EXERCISE REQUIREMENTS:
Write out the listing in full, matching it word for word.

----

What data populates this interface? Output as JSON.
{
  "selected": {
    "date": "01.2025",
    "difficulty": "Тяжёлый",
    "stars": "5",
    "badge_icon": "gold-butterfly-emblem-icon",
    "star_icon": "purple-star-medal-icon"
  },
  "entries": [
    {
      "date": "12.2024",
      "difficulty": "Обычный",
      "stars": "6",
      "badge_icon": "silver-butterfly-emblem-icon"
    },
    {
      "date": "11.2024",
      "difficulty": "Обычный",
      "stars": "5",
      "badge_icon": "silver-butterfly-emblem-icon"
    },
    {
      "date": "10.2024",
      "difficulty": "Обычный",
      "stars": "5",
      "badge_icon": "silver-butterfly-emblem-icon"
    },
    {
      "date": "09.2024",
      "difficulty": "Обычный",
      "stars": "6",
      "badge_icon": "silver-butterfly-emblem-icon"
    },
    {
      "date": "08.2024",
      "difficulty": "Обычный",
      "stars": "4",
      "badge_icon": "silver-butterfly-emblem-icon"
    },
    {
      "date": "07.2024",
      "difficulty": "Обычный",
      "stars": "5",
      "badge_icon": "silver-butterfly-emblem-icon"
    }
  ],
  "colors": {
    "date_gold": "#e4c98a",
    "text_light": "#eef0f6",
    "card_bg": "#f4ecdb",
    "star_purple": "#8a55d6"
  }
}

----

WRITTEN ANSWER:
What data populates this interface? Output as JSON.
{
  "selected": {
    "date": "01.2025",
    "difficulty": "Тяжёлый",
    "stars": "5",
    "badge_icon": "gold-butterfly-emblem-icon",
    "star_icon": "purple-star-medal-icon"
  },
  "entries": [
    {
      "date": "12.2024",
      "difficulty": "Обычный",
      "stars": "6",
      "badge_icon": "silver-butterfly-emblem-icon"
    },
    {
      "date": "11.2024",
      "difficulty": "Обычный",
      "stars": "5",
      "badge_icon": "silver-butterfly-emblem-icon"
    },
    {
      "date": "10.2024",
      "difficulty": "Обычный",
      "stars": "5",
      "badge_icon": "silver-butterfly-emblem-icon"
    },
    {
      "date": "09.2024",
      "difficulty": "Обычный",
      "stars": "6",
      "badge_icon": "silver-butterfly-emblem-icon"
    },
    {
      "date": "08.2024",
      "difficulty": "Обычный",
      "stars": "4",
      "badge_icon": "silver-butterfly-emblem-icon"
    },
    {
      "date": "07.2024",
      "difficulty": "Обычный",
      "stars": "5",
      "badge_icon": "silver-butterfly-emblem-icon"
    }
  ],
  "colors": {
    "date_gold": "#e4c98a",
    "text_light": "#eef0f6",
    "card_bg": "#f4ecdb",
    "star_purple": "#8a55d6"
  }
}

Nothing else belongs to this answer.